EDITORS HARVARD HERALD: Permit me through your columns to offer a few words of comment on the editorial in the last Advocate about Memorial Hall.
Setting aside the gross misrepresentations and violent language of the editorial, the actual facts that it states are these: 1 - Old meat was delivered at the hall by the contractors, and the evil discovered by the employes before the meat was cooked; and 2 - some of the waiters are inefficient.
Now what is there so horrible about this first fact? Such an accident happens often to the best house-keepers. From the fuss that the writer makes over it, one would think that instead of the evil's being discovered in time by the very persons whose business it was to discover it, the unfortunate writer had been forced to eat the whole of said meat.
The second charge, although greatly exaggerated, is founded on fact. It is in part the necessary result of the great increase in the number of members this year over that of last year.
In August, Mr. Fred Balch, the head waiter, engaged a sufficient number of good waiters, whom he knew, to fill the hall as it had heretofore been filled. But two causes conspired to make him short of waiters when October came, and so forced him to engage new men whom he knew nothing about, and who therefore, some of them, naturally turned out to be incompetent. In the first place, the proprietors of Young's Hotel, which has this summer been enlarged, hired some forty men waiters; and as they pay much higher wages than Memorial can afford to pay, they succeeded in getting some of the best of those waiters whom Mr. Fred Balch had already engaged for this winter. In the second place, the Hall has been so crowded this autumn that extra tables have been put in the main hall, and some forty men have been seated in one of the side rooms. This of course necessitated extra waiters.
As I said before, the wages paid to waiters by the association are necessarily low. And for this reason it is impossible for Mr. Fred Balch to hire a large number of good waiters whenever he wants them. But he can pick them up, one or two at a time, and so can replace, one or two at a time, the new waiters whom he was obliged to hire, but who have proved inefficient. This winnowing process takes time, and as one's comfort at Memorial depends entirely on one's waiter, a few of us must suffer for the time being. But in three weeks or a month Mr. Balch expects to be rid of these inefficient waiters.
As for the quality of the food, including the meats, I am sure that it has not been better since I have been in the hall - more than two years.

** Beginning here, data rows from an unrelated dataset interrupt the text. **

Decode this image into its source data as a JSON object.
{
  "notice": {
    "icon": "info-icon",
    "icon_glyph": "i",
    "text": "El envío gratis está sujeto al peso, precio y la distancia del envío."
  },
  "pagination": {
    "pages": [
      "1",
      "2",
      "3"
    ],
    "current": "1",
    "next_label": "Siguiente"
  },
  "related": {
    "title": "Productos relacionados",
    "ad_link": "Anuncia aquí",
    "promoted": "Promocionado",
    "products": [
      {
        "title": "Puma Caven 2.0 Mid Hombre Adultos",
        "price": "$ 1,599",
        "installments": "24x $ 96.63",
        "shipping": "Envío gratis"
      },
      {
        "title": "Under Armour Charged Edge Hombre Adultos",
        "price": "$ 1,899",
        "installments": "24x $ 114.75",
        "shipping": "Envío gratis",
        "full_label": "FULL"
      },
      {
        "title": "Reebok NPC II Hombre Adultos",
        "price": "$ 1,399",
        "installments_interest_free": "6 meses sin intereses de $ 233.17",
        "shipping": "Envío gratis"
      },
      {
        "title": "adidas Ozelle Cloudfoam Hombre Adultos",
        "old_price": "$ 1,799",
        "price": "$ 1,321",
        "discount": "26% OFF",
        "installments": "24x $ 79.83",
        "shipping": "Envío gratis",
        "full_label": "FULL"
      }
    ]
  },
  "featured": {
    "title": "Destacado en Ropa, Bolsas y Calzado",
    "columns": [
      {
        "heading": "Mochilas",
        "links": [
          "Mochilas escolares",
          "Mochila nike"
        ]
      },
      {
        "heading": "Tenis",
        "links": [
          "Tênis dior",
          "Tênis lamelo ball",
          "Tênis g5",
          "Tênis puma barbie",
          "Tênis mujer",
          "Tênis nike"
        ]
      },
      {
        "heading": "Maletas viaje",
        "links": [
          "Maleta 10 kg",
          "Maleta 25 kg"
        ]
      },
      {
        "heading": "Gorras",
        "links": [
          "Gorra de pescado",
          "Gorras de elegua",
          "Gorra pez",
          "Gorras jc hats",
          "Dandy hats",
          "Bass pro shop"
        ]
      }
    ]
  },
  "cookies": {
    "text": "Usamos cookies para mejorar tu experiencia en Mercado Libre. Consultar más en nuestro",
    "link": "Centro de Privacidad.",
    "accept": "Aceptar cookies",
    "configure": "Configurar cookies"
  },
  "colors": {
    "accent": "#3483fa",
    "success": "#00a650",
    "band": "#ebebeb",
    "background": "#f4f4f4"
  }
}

The Advocate's wholesale abuse of the steward is entirely uncalled for. The corporation would have dismissed Mr. Balch long ago if they had not known that they could get no better man to fill his place.